TASK INSTRUCTIONS: Take each line below that has "Mnihla" and copy it.

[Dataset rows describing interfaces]
== == ==

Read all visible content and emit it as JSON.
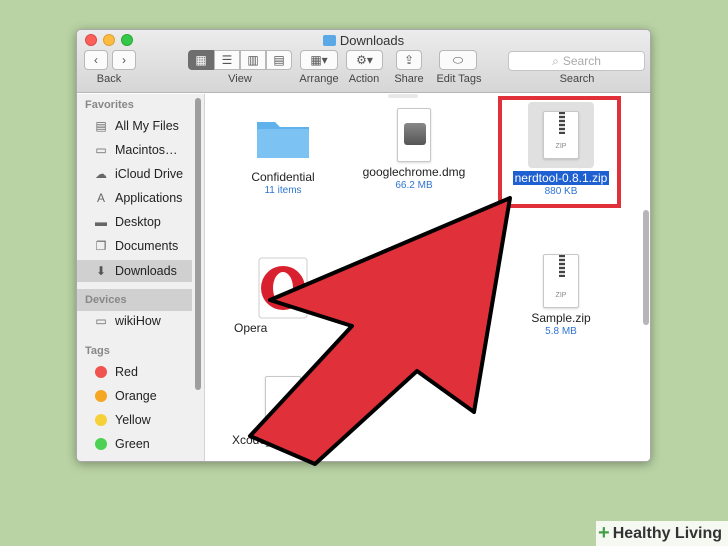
{
  "window": {
    "title": "Downloads",
    "toolbar": {
      "back_label": "Back",
      "view_label": "View",
      "arrange_label": "Arrange",
      "action_label": "Action",
      "share_label": "Share",
      "edit_tags_label": "Edit Tags",
      "search_label": "Search",
      "search_placeholder": "Search"
    }
  },
  "sidebar": {
    "favorites_header": "Favorites",
    "favorites": [
      {
        "label": "All My Files",
        "icon": "all-files-icon"
      },
      {
        "label": "Macintos…",
        "icon": "hard-drive-icon"
      },
      {
        "label": "iCloud Drive",
        "icon": "cloud-icon"
      },
      {
        "label": "Applications",
        "icon": "applications-icon"
      },
      {
        "label": "Desktop",
        "icon": "desktop-icon"
      },
      {
        "label": "Documents",
        "icon": "documents-icon"
      },
      {
        "label": "Downloads",
        "icon": "downloads-icon",
        "selected": true
      }
    ],
    "devices_header": "Devices",
    "devices": [
      {
        "label": "wikiHow",
        "icon": "disk-icon"
      }
    ],
    "tags_header": "Tags",
    "tags": [
      {
        "label": "Red",
        "color": "#f0534f"
      },
      {
        "label": "Orange",
        "color": "#f5a623"
      },
      {
        "label": "Yellow",
        "color": "#f6d038"
      },
      {
        "label": "Green",
        "color": "#4cd153"
      }
    ]
  },
  "files": [
    {
      "name": "Confidential",
      "meta": "11 items",
      "icon": "folder-icon"
    },
    {
      "name": "googlechrome.dmg",
      "meta": "66.2 MB",
      "icon": "disk-image-icon"
    },
    {
      "name": "nerdtool-0.8.1.zip",
      "meta": "880 KB",
      "icon": "zip-icon",
      "selected": true
    },
    {
      "name": "Opera",
      "meta": "",
      "icon": "opera-icon"
    },
    {
      "name": "Sample.zip",
      "meta": "5.8 MB",
      "icon": "zip-icon"
    },
    {
      "name": "Xcode_7",
      "meta": "",
      "icon": "document-icon"
    }
  ],
  "zip_label": "ZIP",
  "watermark": {
    "text": "Healthy Living",
    "symbol": "+"
  },
  "colors": {
    "highlight": "#e0303a",
    "arrow": "#e0303a",
    "selection": "#1e5fd1",
    "background": "#b9d3a4"
  }
}
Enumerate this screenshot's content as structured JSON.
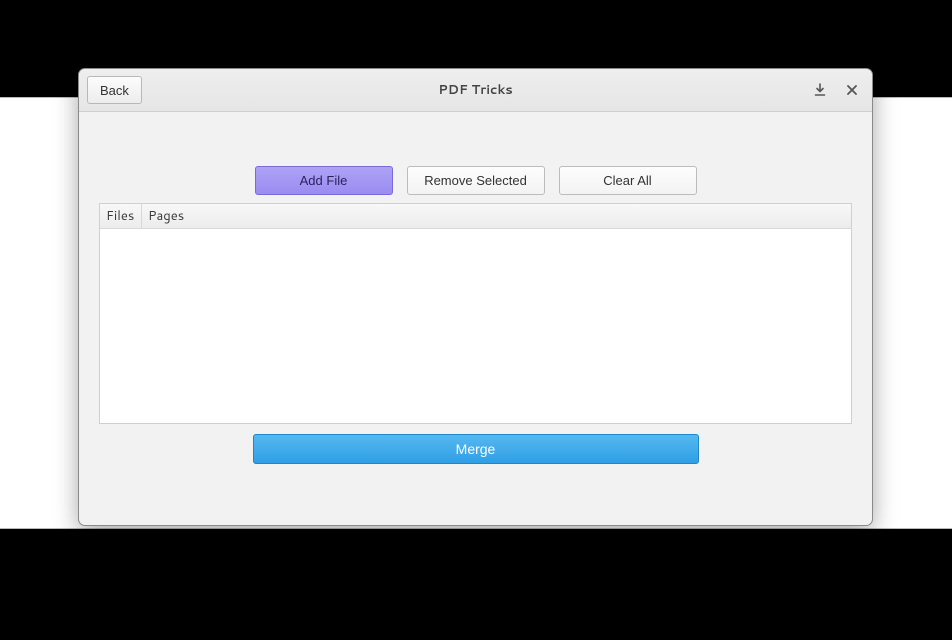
{
  "header": {
    "title": "PDF Tricks",
    "back_label": "Back"
  },
  "toolbar": {
    "add_file": "Add File",
    "remove_selected": "Remove Selected",
    "clear_all": "Clear All"
  },
  "columns": {
    "files": "Files",
    "pages": "Pages"
  },
  "actions": {
    "merge": "Merge"
  }
}
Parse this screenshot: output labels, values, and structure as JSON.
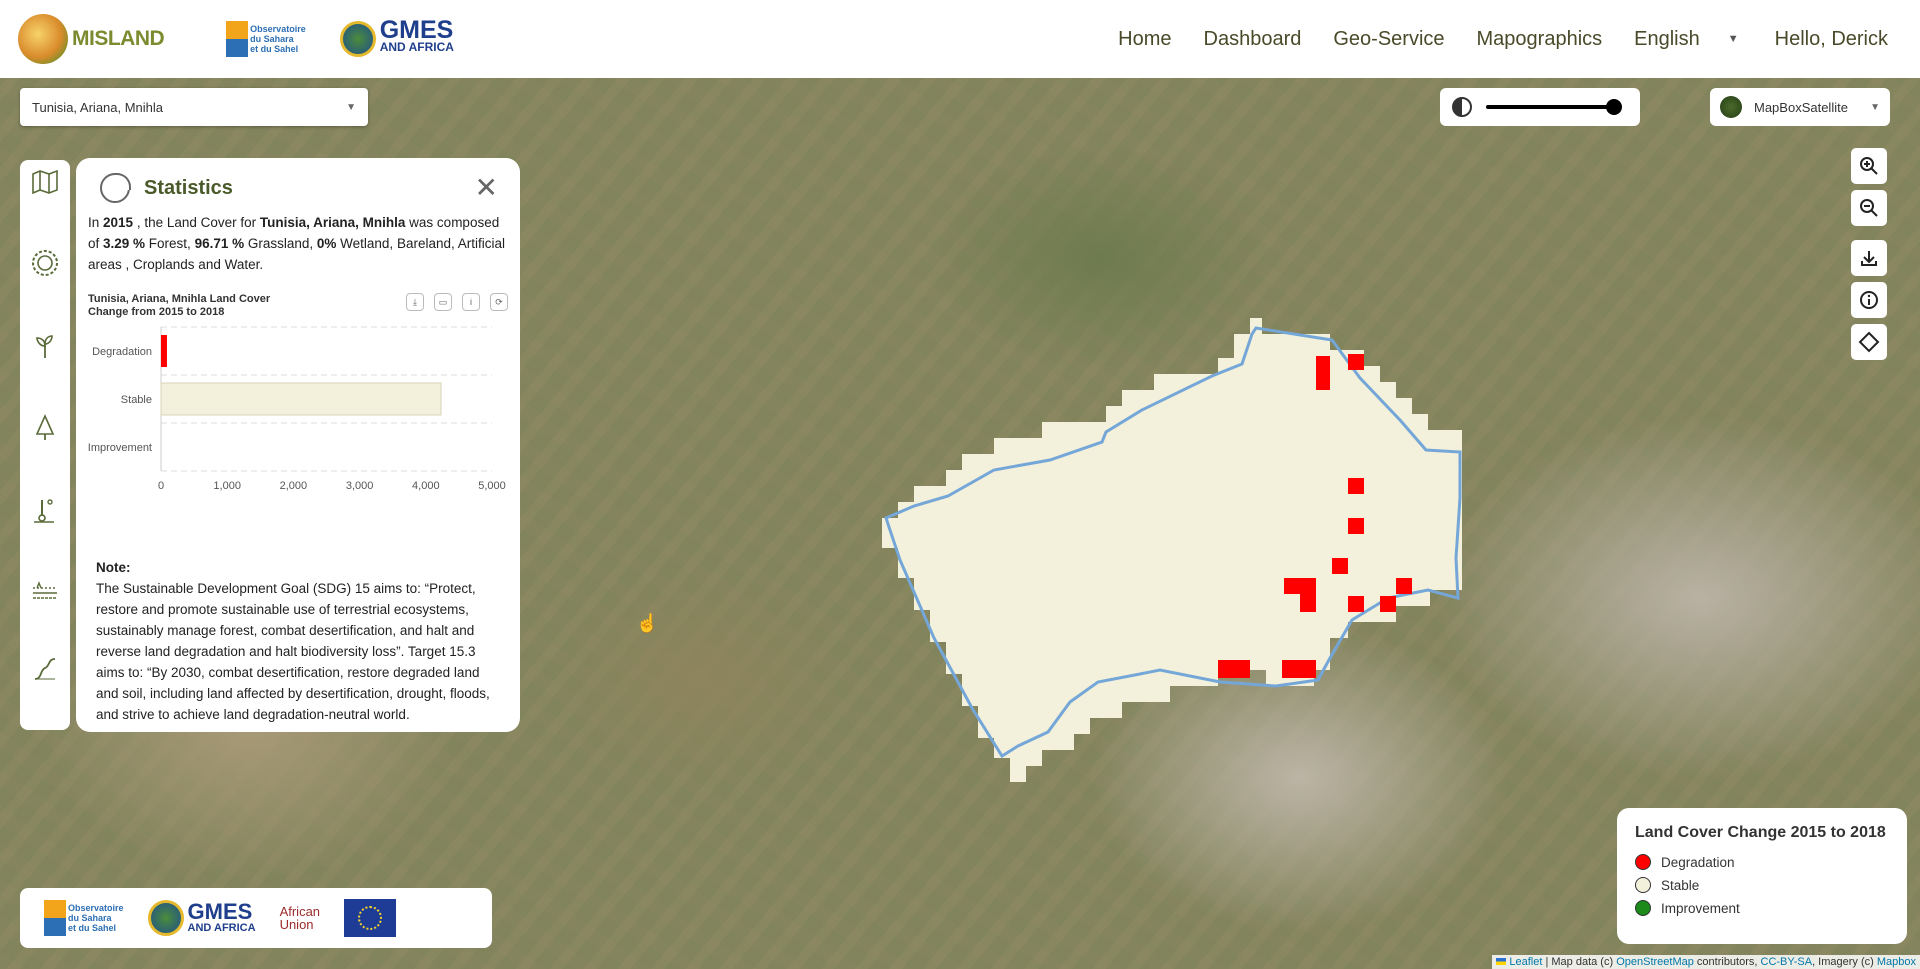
{
  "header": {
    "logo_text": "MISLAND",
    "oss_text_1": "Observatoire",
    "oss_text_2": "du Sahara",
    "oss_text_3": "et du Sahel",
    "gmes_big": "GMES",
    "gmes_small": "AND AFRICA",
    "nav": [
      "Home",
      "Dashboard",
      "Geo-Service",
      "Mapographics"
    ],
    "language": "English",
    "greeting": "Hello, Derick"
  },
  "map": {
    "location_select": "Tunisia, Ariana, Mnihla",
    "basemap": "MapBoxSatellite",
    "opacity_level": 1.0,
    "region_fill_color": "#f3f0dc",
    "region_outline_color": "#74a7d8",
    "degradation_color": "#ff0000"
  },
  "stats": {
    "title": "Statistics",
    "summary_parts": {
      "p1": "In ",
      "year": "2015",
      "p2": " , the Land Cover for ",
      "place": "Tunisia, Ariana, Mnihla",
      "p3": " was composed of ",
      "forest_pct": "3.29 %",
      "p4": " Forest, ",
      "grass_pct": "96.71 %",
      "p5": " Grassland, ",
      "zero_pct": "0%",
      "p6": " Wetland, Bareland, Artificial areas , Croplands and Water."
    },
    "chart_title": "Tunisia, Ariana, Mnihla Land Cover Change from 2015 to 2018",
    "note_label": "Note:",
    "note_text": "The Sustainable Development Goal (SDG) 15 aims to: “Protect, restore and promote sustainable use of terrestrial ecosystems, sustainably manage forest, combat desertification, and halt and reverse land degradation and halt biodiversity loss”. Target 15.3 aims to: “By 2030, combat desertification, restore degraded land and soil, including land affected by desertification, drought, floods, and strive to achieve land degradation-neutral world."
  },
  "chart_data": {
    "type": "bar",
    "orientation": "horizontal",
    "title": "Tunisia, Ariana, Mnihla Land Cover Change from 2015 to 2018",
    "categories": [
      "Degradation",
      "Stable",
      "Improvement"
    ],
    "values": [
      90,
      4230,
      0
    ],
    "colors": [
      "#ff0000",
      "#f3f0dc",
      "#2e7d32"
    ],
    "xlim": [
      0,
      5000
    ],
    "xticks": [
      "0",
      "1,000",
      "2,000",
      "3,000",
      "4,000",
      "5,000"
    ],
    "grid": true
  },
  "legend": {
    "title": "Land Cover Change 2015 to 2018",
    "items": [
      {
        "label": "Degradation",
        "color": "#ff0000"
      },
      {
        "label": "Stable",
        "color": "#f3f0dc"
      },
      {
        "label": "Improvement",
        "color": "#1b8a1b"
      }
    ]
  },
  "partners": {
    "au_1": "African",
    "au_2": "Union"
  },
  "attribution": {
    "leaflet": "Leaflet",
    "p1": " | Map data (c) ",
    "osm": "OpenStreetMap",
    "p2": " contributors, ",
    "cc": "CC-BY-SA",
    "p3": ", Imagery (c) ",
    "mapbox": "Mapbox"
  }
}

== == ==

RESULT FOR THIS TASK:
    "location_select": "Tunisia, Ariana, Mnihla",
      "place": "Tunisia, Ariana, Mnihla",
    "chart_title": "Tunisia, Ariana, Mnihla Land Cover Change from 2015 to 2018",
    "title": "Tunisia, Ariana, Mnihla Land Cover Change from 2015 to 2018",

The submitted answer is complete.